The Boston Phoenix rolls out a very rough sociological analysis to explain the fierce appeal of Dunkin’ Donuts in the NorthEast U.S., and supports it with insightful and amusing quotes. All in “Choosing Our Religion: how one little post-war doughnut shop became synonymous with Boston’s identity.”
“On the other hand, Dunkin’ sometimes seems to keep certain, perhaps more culturally loaded aspects of itself under wraps — or at least keep them understated. “All of Dunkin’ Donuts espresso drinks are fair-trade coffee,” Simon points out. “But all they do is put a little circle [fair trade symbol] on the door.” It’s as if they want to do the right thing, he says, but also know that “their customers don’t like all that value-added shit.”
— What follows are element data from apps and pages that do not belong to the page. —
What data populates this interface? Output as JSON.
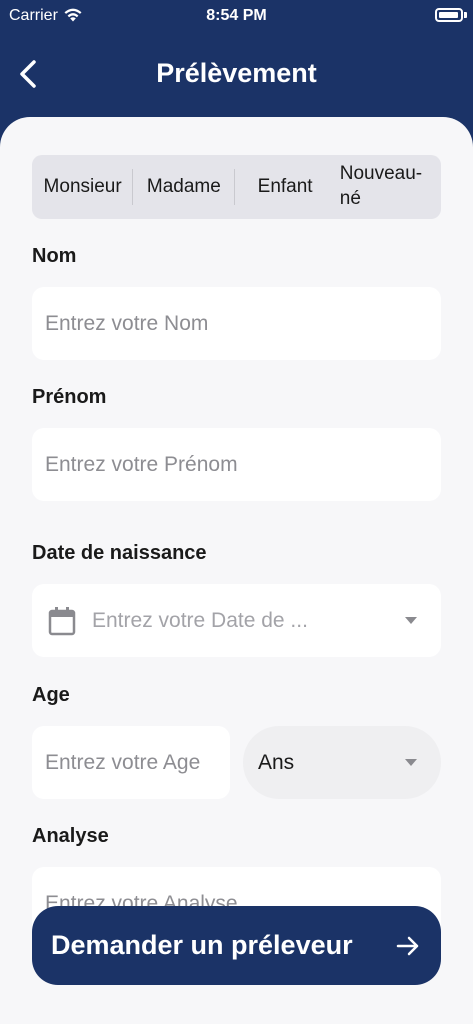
{
  "status_bar": {
    "carrier": "Carrier",
    "time": "8:54 PM"
  },
  "header": {
    "title": "Prélèvement"
  },
  "segments": [
    {
      "label": "Monsieur"
    },
    {
      "label": "Madame"
    },
    {
      "label": "Enfant"
    },
    {
      "label": "Nouveau-\nné"
    }
  ],
  "form": {
    "nom": {
      "label": "Nom",
      "placeholder": "Entrez votre Nom"
    },
    "prenom": {
      "label": "Prénom",
      "placeholder": "Entrez votre Prénom"
    },
    "date": {
      "label": "Date de naissance",
      "placeholder": "Entrez votre Date de ..."
    },
    "age": {
      "label": "Age",
      "placeholder": "Entrez votre Age",
      "unit": "Ans"
    },
    "analyse": {
      "label": "Analyse",
      "placeholder": "Entrez votre Analyse"
    }
  },
  "cta": {
    "label": "Demander un préleveur"
  },
  "colors": {
    "primary": "#1b3367",
    "background": "#f7f7f9"
  },
  "icons": {
    "back": "chevron-left-icon",
    "calendar": "calendar-icon",
    "dropdown": "caret-down-icon",
    "cta": "arrow-right-icon",
    "wifi": "wifi-icon",
    "battery": "battery-icon"
  }
}
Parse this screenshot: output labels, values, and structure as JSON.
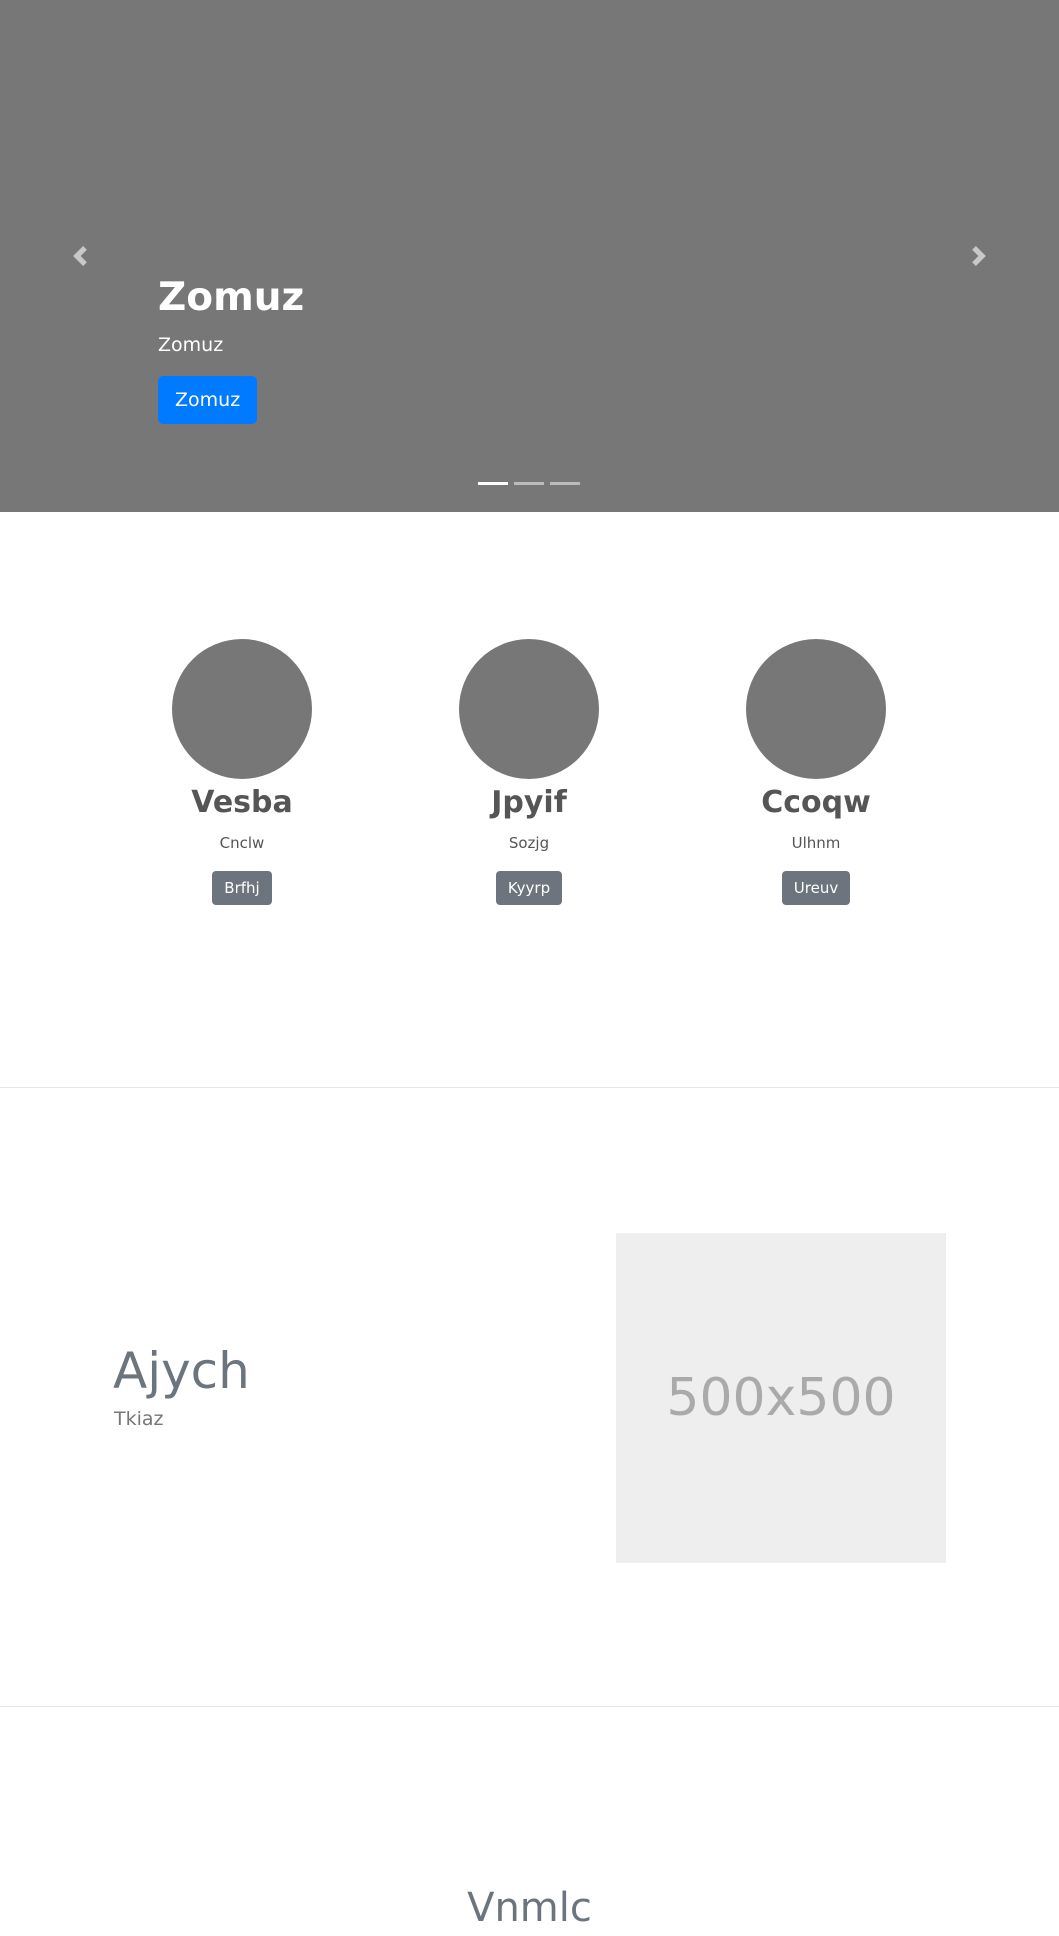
{
  "carousel": {
    "slide": {
      "heading": "Zomuz",
      "text": "Zomuz",
      "button_label": "Zomuz"
    },
    "indicators": [
      {
        "active": true
      },
      {
        "active": false
      },
      {
        "active": false
      }
    ],
    "prev_icon": "chevron-left-icon",
    "next_icon": "chevron-right-icon",
    "background_color": "#777777",
    "button_color": "#007bff"
  },
  "marketing": {
    "columns": [
      {
        "title": "Vesba",
        "subtitle": "Cnclw",
        "button_label": "Brfhj"
      },
      {
        "title": "Jpyif",
        "subtitle": "Sozjg",
        "button_label": "Kyyrp"
      },
      {
        "title": "Ccoqw",
        "subtitle": "Ulhnm",
        "button_label": "Ureuv"
      }
    ]
  },
  "featurette": {
    "heading": "Ajych",
    "text": "Tkiaz",
    "image_placeholder": "500x500"
  },
  "next_section": {
    "heading": "Vnmlc"
  }
}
In the end, after all, “this is about perception. McDonalds is trying to compete against Starbucks — going wireless, putting fireplaces in — but Dunkin’ is realizing they can position themselves differently,” says Simon. He asked one Dunkin’ higher-up if there were plans in place to add Wi-Fi. “No, he said, because the last thing he wants is guys in trucks, getting their coffee, to walk in and have no place to sit because there’s a bunch of people in ties banging away on their laptops.”
Meanwhile, Kevin at Strategic Public Relations is handing out a lot of link love while suggesting how the “Starbucks as Storyteller” brand attribute can be strengthened.
I’ve referred to Dunkin Donuts before:
And if you want to go old school, I commented on how Tim Hortons handled their media relations on my old Blogspot site.
[tags] Starbucks, Dunkin Donuts, Boston culture, other place, third place [/tags]